Salman was a Qatari footballer in the 1980s and 1990s.
He participated in the 1984 Summer Olympics in Los Angeles and has been one of the ambassadors of the host countries of the tournament.
Qatar will host the 2022 FIFA World Cup from November 20 to December 18.
The awarding of the football championship to Qatar has been strongly criticized for the human rights situation in the Gulf state and the treatment of foreign workers.
Earlier this month, soccer’s world governing body FIFA urged nations participating in the 2022 World Cup to focus on soccer when the tournament begins.
FIFA confirmed to CNN that a letter signed by FIFA president Gianni Infantino and the governing body’s general secretary Fatma Samoura was sent to the 32 nations taking part in the global spectacle on Thursday, but would not divulge its contents.
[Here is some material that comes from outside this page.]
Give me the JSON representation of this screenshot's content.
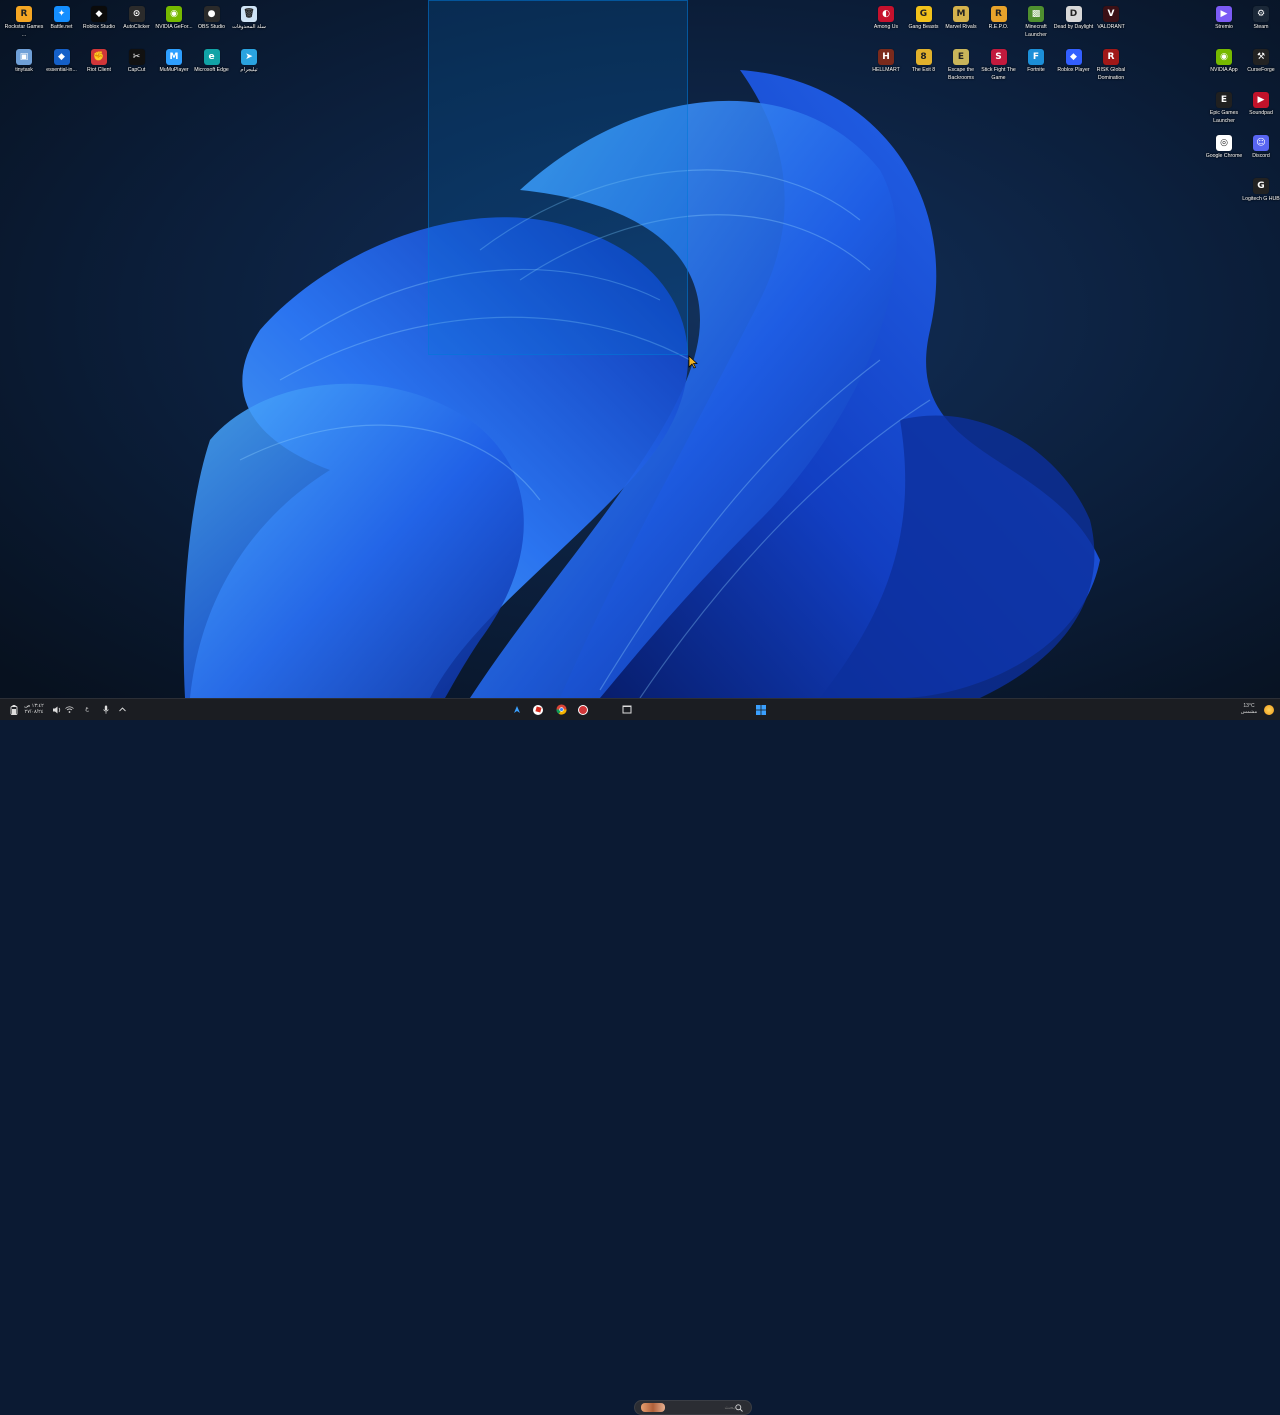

“If Gianni Infantino wants the world to ‘focus on football’, there is a simple solution: FIFA should finally start addressing serious human rights issues instead of sweeping them under the carpet,” said Steve Cockburn, Amnesty International’s Head of Economics and Field. Social Justice
“The first step would be to publicly commit to establishing a fund to compensate migrant workers before the tournament and to ensure that LGBT people are not discriminated against or harassed. It is surprising that this has not been done yet.
“Gianni Infantino is right when he says that ‘football does not exist in a vacuum’. Hundreds of thousands of workers have suffered abuse to make this tournament possible and their rights cannot be ignored or neglected.
“They deserve justice and compensation, not mere words, and time is running out.”